The driver information at issue is in FMCSA’s Motor Carrier Management Information System, which carries information on violations by carriers and drivers. The information is made available to shippers and brokers, is used to score carriers under the Compliance, Safety, Accountability program and is also used to give safety information about drivers to prospective employers via the Pre-Employment Screening Program.
“The statute says that only accurate, reliable information on the drivers’ experience can go into that database and be disseminated to the public,” Johnston said.
In addition to the association itself, OOIDA named four owner-operators as plaintiffs in the suit. Three of the drivers have been found not guilty of alleged violations or had their cases dismissed, while the fourth driver is currently fighting his violation in court.
Since no court has found any of the four drivers guilty of their violations, those violations should be expunged from MCMIS, the group said. But while Johnston has reached out to FMCSA to get the violations removed for the three drivers who were found not guilty or had their cases dismissed, the agency has not listened, he said.
“I wrote two different letters to [FMCSA Administrator] Anne Ferro asking her to address particularly these three individuals that had their cases dismissed or found not guilty,” Johnston said. “She went back to the regional directors of FMCSA, got input from them, and came back and said, ‘No.’ ”
American Trucking Associations agrees with some of OOIDA’s arguments regarding the data FMCSA keeps about carriers and drivers, said Rob Abbott, ATA’s vice president of safety policy.
“I think it presents some very valid arguments and some problems for FMCSA,” Abbott said. “In this respect, ATA agrees with OOIDA that dismissed citations should not be used to drive CSA scores or to paint a picture of driver or carrier safety performance.”
ATA has stepped up its criticisms of CSA in recent months. In May, its leadership crystallized its objections into a letter and demanded that FMCSA fix the issues. That followed a March decision by the agency to delay rollout of a system that would give carriers different scores for crashes based on carriers’ responsibility (5-28, p. 1).
OOIDA’s July 13 complaint matched two of ATA’s objections to the violation data, Abbott said: dismissed or not-guilty violations should not be scored and FMCSA should put more effort into fixing incorrect data.
“There’s a lot of discussion about the need for FMCSA to take greater ownership of the data,” Abbott said. “They effectively return the drivers to the states to deal with those, which creates a number of subsequent problems.”
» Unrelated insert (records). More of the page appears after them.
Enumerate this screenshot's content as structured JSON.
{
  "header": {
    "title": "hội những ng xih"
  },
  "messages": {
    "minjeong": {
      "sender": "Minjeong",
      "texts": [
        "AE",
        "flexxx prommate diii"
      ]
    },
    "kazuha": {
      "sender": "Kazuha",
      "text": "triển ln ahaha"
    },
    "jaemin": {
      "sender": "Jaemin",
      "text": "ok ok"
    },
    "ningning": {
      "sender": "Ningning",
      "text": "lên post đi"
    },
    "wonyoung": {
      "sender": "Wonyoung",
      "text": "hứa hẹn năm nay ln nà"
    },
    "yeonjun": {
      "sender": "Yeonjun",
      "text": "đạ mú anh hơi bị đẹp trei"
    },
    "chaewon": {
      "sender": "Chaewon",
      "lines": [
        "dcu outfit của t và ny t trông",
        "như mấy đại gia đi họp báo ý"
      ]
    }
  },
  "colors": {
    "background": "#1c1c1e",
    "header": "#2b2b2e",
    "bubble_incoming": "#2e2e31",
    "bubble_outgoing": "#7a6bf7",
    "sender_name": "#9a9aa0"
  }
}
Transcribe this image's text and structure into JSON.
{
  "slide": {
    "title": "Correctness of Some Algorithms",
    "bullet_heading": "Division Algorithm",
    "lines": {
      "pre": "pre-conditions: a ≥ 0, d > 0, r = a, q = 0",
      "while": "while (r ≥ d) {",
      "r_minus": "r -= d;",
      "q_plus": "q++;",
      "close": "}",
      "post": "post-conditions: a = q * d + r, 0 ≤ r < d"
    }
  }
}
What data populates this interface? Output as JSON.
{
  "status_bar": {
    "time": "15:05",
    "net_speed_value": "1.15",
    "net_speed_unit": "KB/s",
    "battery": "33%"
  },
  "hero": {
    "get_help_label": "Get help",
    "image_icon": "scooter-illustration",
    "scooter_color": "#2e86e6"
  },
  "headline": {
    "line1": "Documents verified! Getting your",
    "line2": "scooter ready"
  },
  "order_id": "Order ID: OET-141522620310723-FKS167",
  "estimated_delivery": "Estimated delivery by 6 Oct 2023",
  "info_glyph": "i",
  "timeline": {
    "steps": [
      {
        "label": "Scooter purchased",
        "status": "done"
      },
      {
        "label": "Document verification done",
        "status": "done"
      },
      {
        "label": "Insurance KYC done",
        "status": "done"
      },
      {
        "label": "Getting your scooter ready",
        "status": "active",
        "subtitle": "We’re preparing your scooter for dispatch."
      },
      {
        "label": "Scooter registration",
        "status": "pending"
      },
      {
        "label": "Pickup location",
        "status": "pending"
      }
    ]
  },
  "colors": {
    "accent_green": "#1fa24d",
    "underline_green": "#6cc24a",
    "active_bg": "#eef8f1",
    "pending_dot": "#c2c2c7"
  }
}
Carriers and drivers may challenge violation data through an FMCSA process known as DataQ. But FMCSA puts states in charge of adjudicating those challenges, in what OOIDA said is a violation of Fair Credit Reporting Act.
FCRA requires that agencies that gather information about consumers “follow reasonable procedures to assure maximum possible accuracy of the information concerning the individual about whom the report relates,” OOIDA said in its lawsuit.
FMCSA’s actions also violate the Privacy Act and legislation written specifically to govern MCMIS, OOIDA said.
“It’s outrageous how irresponsibly FMCSA behaves,” Johnston said.
OOIDA’s lawsuit was filed in the U.S. District Court for the District of Columbia. The court had not scheduled oral arguments on the matter as of last week.